Referring again to FIG. 6, a second video recorder 47, in which a second video tape is placed, is responsive to the enable pulse EN and to the video signal sequence VS. The video signal sequence VS is consecutively supplied to the second video tape recorder 47. The second video recorder 47 is operable during the presence of the enable pulse EN. As a result, only the video signal corresponding to each of the selected scenes is automatically recorded on the second video tape with reference to the sequence of indications. Thus, the selected scenes are selectively and successively arranged on the second video tape to provide a scene-selected video tape.

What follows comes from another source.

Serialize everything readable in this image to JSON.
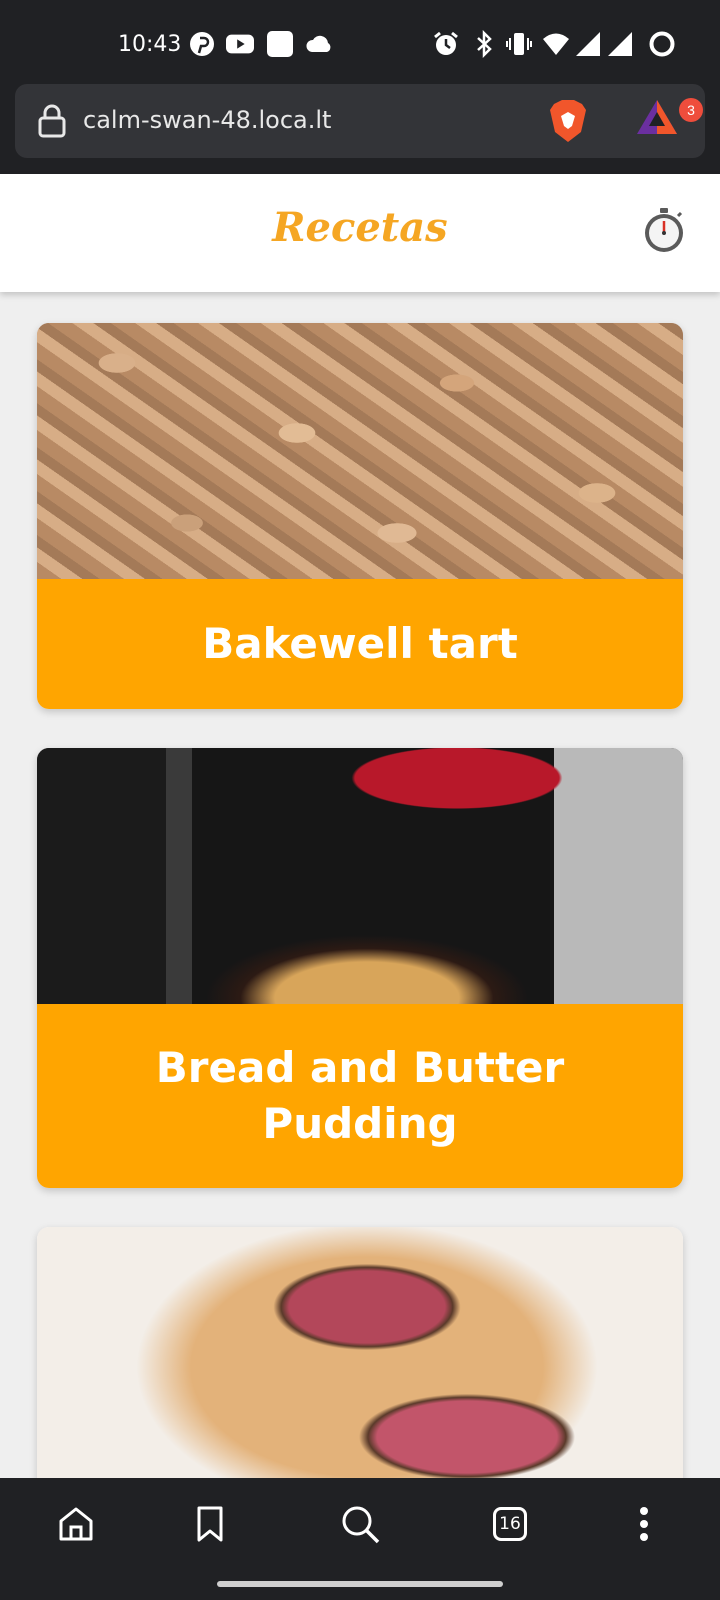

While this invention has so far been described in conjunction with a few preferred embodiments thereof, it is readily possible for those skilled in the art to put this invention into practice in various manners. For example, the system illustrated with reference to FIGS. 6 and 7 is applicable to the original video tape recorded by the use of the recording system shown in FIG. 1, if the decoder 43 is capable of decoding the character signals into the counts even when no cue tone signals are recorded on the original video tape. Use is possible of a card of the type which inscribes a mark on the successive numbers, instead of the punched card illustrated in FIG. 5.
1. A method of rearranging a sequence of first scenes into a sequence of second scenes by the use of a first and a second video tape and a television camera having a start button, said second scene sequence being formed by selecting said first scene sequence, said method comprising the steps of:
- producing said first scenes for each operation of said start button;
- producing a scene number each time said start button is operated, said scene numbers being in one-to-one correspondence to said first scenes;
- recording said first scenes together with the corresponding scene numbers on said first video tape;
- preparing a card having thereon a sequence of successive numbers which are in one-to-one correspondence to said scene numbers;
- displaying said successive scenes together with the corresponding ones of said scene numbers;
- putting a mark on said card with reference to the scene number displayed together with each of said successive scenes to provide a marked card;
- comparing said first video tape with said marked card to select coincident scene numbers which are coincident with the marks put on said marked card;
- selecting said second scene sequence from the first scene sequence recorded on said first video tape in accordance with said coincidence scene numbers; and
- recording said second scene sequence on said second video tape.
|3740463||June 1973||Youngstrom et al.|
|4040098||August 2, 1977||Beeson et al.|
|4067049||January 3, 1978||Kelly et al.|
|4159480||June 26, 1979||Tachi|
|4189756||February 19, 1980||Ninomiya|
|4210940||July 1, 1980||Prysby et al.|
|4222069||September 9, 1980||Groetschel|
- Fujimura et al., "An Automatic Video-Tape Editing/Splicing System Using a Process Computer", Journal of the SMPTE, vol. 76, No. 3, pp. 169-176, Mar. 1967. Schneider, "Edit List Management", Journal of the SMPTE, vol. 88, pp. 538-542, Aug. 1979.
Filed: Apr 18, 1983
Date of Patent: Aug 21, 1984
Assignees: Nippon Television Network Corp. (Tokyo), Nippon Electric Co., Ltd. (Tokyo)
Inventors: Yosoji Kobayashi (Kanagawa), Yoshitaka Kato (Tokyo), Kyoichi Tokiwa (Tokyo), Yukinori Yoneda (Tokyo), Hiroyuki Maie (Tokyo), Minoru Tamagami (Tokyo), Shoji Motohashi (Tokyo), Tatsuo Konishi (Tokyo), Shigeru Araki (Tokyo)
Primary Examiner: Donald E. McElheny, Jr.
Law Firm: Hopgood, Calimafde, Kalil, Blaustein & Judlowe
Application Number: 6/484,300
International Classification: H04N 5782; G11B 2708; G11B 2710;